Murdoch Children’s Research Institute allergy immunology research group head Professor Mimi Tang says hay fever is often trivialised but can seriously affect a person’s quality of life.
“Studies show adults have poor sleep quality, subsequent tiredness, poor concentration, and even poor work performance, all as a result of hay fever,” Prof Tang says.
Poorly controlled hay fever is also an important factor in thunderstorm asthma, she warns.
Watch Professor Connie Katelaris discuss managing hay fever and allergies on House of Wellness TV.
What are the treatment options for hay fever?
There are many treatment options available so talk with your doctor or pharmacist.
A referral to a clinical immunology or allergy specialist may be required for testing.
Prof Tang says while there is no cure for hay fever yet, there are plenty of options to control the symptoms.
“These are really good at controlling symptoms like sneezing, itching, runny nose, but they’re not very good at controlling more persistent forms of inflammation,” Prof Tang says.
Topical corticosteroid nasal spray
Prof Tang says if you have symptoms more than four days a week, for more than fourweeks a year, you may need a topical corticosteroid nasal spray.
“If you have had inflammation present for a while, you’ll start having congestion or blockage, so anyone who has that symptom should really go straight onto a topical corticosteroid nasal spray,” Prof Tang says.
Also known as desensitisation, this long-term strategy can reduce the severity of symptoms and the need for regular medications.

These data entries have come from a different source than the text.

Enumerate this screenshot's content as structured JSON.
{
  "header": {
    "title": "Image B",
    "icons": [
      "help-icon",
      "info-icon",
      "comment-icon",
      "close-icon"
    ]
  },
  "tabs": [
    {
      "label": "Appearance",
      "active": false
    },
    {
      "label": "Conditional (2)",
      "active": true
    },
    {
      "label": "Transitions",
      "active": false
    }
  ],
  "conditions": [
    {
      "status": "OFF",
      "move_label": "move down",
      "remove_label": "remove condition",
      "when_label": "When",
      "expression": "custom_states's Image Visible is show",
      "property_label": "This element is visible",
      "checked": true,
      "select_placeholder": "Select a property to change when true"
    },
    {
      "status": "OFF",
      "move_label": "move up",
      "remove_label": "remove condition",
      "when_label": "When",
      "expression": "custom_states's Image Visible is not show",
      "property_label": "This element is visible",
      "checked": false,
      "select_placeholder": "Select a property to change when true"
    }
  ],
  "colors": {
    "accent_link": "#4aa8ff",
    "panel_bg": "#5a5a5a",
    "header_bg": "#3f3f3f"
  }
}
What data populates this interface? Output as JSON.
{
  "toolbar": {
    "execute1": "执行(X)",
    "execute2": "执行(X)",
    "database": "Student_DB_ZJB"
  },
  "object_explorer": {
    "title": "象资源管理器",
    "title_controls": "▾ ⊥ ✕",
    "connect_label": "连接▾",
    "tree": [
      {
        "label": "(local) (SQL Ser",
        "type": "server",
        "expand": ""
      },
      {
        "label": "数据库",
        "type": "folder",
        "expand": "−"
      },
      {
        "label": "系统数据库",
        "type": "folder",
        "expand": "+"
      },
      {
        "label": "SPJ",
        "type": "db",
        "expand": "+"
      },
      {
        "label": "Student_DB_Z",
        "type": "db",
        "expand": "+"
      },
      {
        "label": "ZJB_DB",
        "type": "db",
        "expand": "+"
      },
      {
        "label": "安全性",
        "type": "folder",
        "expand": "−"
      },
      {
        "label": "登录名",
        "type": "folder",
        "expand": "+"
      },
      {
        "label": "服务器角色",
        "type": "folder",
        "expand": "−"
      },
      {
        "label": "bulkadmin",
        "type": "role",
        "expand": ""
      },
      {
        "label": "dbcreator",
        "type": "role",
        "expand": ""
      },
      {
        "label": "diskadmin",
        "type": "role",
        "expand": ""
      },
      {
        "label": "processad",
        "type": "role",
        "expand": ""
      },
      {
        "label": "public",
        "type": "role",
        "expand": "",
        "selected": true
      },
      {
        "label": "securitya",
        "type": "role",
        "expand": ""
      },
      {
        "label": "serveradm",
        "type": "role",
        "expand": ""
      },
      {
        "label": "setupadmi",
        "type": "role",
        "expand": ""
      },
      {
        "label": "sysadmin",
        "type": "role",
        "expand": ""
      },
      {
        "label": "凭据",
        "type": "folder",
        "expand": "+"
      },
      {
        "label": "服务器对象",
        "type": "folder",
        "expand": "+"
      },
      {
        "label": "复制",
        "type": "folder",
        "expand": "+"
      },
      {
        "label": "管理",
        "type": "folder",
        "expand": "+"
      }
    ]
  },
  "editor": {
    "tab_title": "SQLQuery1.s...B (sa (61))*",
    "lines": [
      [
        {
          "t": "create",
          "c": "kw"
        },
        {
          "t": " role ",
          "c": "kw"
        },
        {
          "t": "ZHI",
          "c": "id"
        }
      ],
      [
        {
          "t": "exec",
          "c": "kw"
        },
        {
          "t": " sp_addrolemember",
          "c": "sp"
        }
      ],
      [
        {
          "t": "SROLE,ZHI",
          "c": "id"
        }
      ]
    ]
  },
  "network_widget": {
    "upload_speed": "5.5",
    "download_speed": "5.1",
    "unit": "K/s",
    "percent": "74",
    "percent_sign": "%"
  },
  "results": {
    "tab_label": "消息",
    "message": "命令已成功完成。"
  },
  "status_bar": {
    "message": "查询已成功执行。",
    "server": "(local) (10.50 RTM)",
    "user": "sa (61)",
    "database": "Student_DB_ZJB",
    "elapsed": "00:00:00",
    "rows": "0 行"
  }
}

Prof Tang says it involves the administration of regular, gradually increasing amounts of environmental allergen extracts, by injections or by sublingual tablets, sprays or drops (under the tongue).
- Getting worse: Allergies on the rise in Australia
Top tips to reduce or manage hay fever symptoms
“If you do manage hay fever you are less likely to see it develop into asthma and sinusitis, which can happen,” Prof Newbigin says.
“People think, ‘It’s just hay fever, toughen up’, but it can get worse, which is why it’s important to manage it as best as possible.”
Thankfully, the condition is easily controlled and there are lots of things you can do to manage it better.
- On windy days in spring, stay indoors as much as possible and avoid going out during or just after thunderstorms.
- Rinse your eyes regularly with cold water to flush away pollen.
- Monitor the daily pollen count and forecast, so you know if it’s a high pollen day. When pollen counts are higher, have your chosen treatment at hand. Talk to your pharmacist about over-the-counter therapies.
- A salt water nasal spray or douche can also help flush out pollens.
Updated by Bianca Carmona in August 2021.